An exact copy of all the data is required.

### Task data
▼

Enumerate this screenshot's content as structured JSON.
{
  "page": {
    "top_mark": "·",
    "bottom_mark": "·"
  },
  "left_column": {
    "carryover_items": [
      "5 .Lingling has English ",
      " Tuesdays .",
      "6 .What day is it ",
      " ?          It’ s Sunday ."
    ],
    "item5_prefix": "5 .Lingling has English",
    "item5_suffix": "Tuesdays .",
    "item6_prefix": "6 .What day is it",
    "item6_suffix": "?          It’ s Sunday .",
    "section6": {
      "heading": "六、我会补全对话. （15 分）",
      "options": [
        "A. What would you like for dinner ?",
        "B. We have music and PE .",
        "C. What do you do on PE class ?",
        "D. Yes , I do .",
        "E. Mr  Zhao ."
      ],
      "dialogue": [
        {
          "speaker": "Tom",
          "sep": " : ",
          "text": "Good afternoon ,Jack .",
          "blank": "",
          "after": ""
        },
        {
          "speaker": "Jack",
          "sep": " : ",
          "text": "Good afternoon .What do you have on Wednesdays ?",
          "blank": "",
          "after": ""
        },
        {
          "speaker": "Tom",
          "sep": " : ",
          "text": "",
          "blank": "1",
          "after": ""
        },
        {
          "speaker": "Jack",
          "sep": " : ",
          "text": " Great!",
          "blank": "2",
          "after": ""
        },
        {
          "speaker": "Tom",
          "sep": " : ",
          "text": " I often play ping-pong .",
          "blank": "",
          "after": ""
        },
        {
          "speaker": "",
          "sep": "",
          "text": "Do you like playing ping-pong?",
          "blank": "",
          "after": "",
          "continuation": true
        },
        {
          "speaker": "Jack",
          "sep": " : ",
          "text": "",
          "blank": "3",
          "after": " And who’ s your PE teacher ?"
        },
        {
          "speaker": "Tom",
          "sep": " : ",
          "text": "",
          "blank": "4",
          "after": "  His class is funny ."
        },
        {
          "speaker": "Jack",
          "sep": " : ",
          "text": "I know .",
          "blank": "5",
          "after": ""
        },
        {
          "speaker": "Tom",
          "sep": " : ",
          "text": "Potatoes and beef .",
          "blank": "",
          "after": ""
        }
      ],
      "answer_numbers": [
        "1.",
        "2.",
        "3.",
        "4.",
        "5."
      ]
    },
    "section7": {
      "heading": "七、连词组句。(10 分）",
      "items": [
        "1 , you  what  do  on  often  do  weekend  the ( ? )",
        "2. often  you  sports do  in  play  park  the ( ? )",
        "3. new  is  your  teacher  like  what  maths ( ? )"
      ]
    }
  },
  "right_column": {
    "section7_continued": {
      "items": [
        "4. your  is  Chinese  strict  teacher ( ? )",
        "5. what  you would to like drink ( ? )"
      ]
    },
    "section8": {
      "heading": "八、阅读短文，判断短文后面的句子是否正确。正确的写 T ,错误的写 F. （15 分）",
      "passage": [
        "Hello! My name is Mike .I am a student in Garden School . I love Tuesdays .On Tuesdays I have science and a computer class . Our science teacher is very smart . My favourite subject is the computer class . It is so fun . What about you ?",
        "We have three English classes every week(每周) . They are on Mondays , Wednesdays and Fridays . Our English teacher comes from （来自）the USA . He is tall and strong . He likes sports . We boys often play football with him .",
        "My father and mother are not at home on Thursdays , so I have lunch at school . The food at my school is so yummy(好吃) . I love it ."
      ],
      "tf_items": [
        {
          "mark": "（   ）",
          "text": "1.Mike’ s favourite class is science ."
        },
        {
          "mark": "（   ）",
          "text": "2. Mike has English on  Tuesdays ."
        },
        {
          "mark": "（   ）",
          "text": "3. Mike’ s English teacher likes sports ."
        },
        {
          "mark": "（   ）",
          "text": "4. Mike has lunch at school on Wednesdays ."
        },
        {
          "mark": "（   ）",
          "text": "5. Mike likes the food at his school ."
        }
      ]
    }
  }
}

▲

### Solution to this problem
Enumerate this screenshot's content as structured JSON.
{
  "page": {
    "top_mark": "·",
    "bottom_mark": "·"
  },
  "left_column": {
    "carryover_items": [
      "5 .Lingling has English ",
      " Tuesdays .",
      "6 .What day is it ",
      " ?          It’ s Sunday ."
    ],
    "item5_prefix": "5 .Lingling has English",
    "item5_suffix": "Tuesdays .",
    "item6_prefix": "6 .What day is it",
    "item6_suffix": "?          It’ s Sunday .",
    "section6": {
      "heading": "六、我会补全对话. （15 分）",
      "options": [
        "A. What would you like for dinner ?",
        "B. We have music and PE .",
        "C. What do you do on PE class ?",
        "D. Yes , I do .",
        "E. Mr  Zhao ."
      ],
      "dialogue": [
        {
          "speaker": "Tom",
          "sep": " : ",
          "text": "Good afternoon ,Jack .",
          "blank": "",
          "after": ""
        },
        {
          "speaker": "Jack",
          "sep": " : ",
          "text": "Good afternoon .What do you have on Wednesdays ?",
          "blank": "",
          "after": ""
        },
        {
          "speaker": "Tom",
          "sep": " : ",
          "text": "",
          "blank": "1",
          "after": ""
        },
        {
          "speaker": "Jack",
          "sep": " : ",
          "text": " Great!",
          "blank": "2",
          "after": ""
        },
        {
          "speaker": "Tom",
          "sep": " : ",
          "text": " I often play ping-pong .",
          "blank": "",
          "after": ""
        },
        {
          "speaker": "",
          "sep": "",
          "text": "Do you like playing ping-pong?",
          "blank": "",
          "after": "",
          "continuation": true
        },
        {
          "speaker": "Jack",
          "sep": " : ",
          "text": "",
          "blank": "3",
          "after": " And who’ s your PE teacher ?"
        },
        {
          "speaker": "Tom",
          "sep": " : ",
          "text": "",
          "blank": "4",
          "after": "  His class is funny ."
        },
        {
          "speaker": "Jack",
          "sep": " : ",
          "text": "I know .",
          "blank": "5",
          "after": ""
        },
        {
          "speaker": "Tom",
          "sep": " : ",
          "text": "Potatoes and beef .",
          "blank": "",
          "after": ""
        }
      ],
      "answer_numbers": [
        "1.",
        "2.",
        "3.",
        "4.",
        "5."
      ]
    },
    "section7": {
      "heading": "七、连词组句。(10 分）",
      "items": [
        "1 , you  what  do  on  often  do  weekend  the ( ? )",
        "2. often  you  sports do  in  play  park  the ( ? )",
        "3. new  is  your  teacher  like  what  maths ( ? )"
      ]
    }
  },
  "right_column": {
    "section7_continued": {
      "items": [
        "4. your  is  Chinese  strict  teacher ( ? )",
        "5. what  you would to like drink ( ? )"
      ]
    },
    "section8": {
      "heading": "八、阅读短文，判断短文后面的句子是否正确。正确的写 T ,错误的写 F. （15 分）",
      "passage": [
        "Hello! My name is Mike .I am a student in Garden School . I love Tuesdays .On Tuesdays I have science and a computer class . Our science teacher is very smart . My favourite subject is the computer class . It is so fun . What about you ?",
        "We have three English classes every week(每周) . They are on Mondays , Wednesdays and Fridays . Our English teacher comes from （来自）the USA . He is tall and strong . He likes sports . We boys often play football with him .",
        "My father and mother are not at home on Thursdays , so I have lunch at school . The food at my school is so yummy(好吃) . I love it ."
      ],
      "tf_items": [
        {
          "mark": "（   ）",
          "text": "1.Mike’ s favourite class is science ."
        },
        {
          "mark": "（   ）",
          "text": "2. Mike has English on  Tuesdays ."
        },
        {
          "mark": "（   ）",
          "text": "3. Mike’ s English teacher likes sports ."
        },
        {
          "mark": "（   ）",
          "text": "4. Mike has lunch at school on Wednesdays ."
        },
        {
          "mark": "（   ）",
          "text": "5. Mike likes the food at his school ."
        }
      ]
    }
  }
}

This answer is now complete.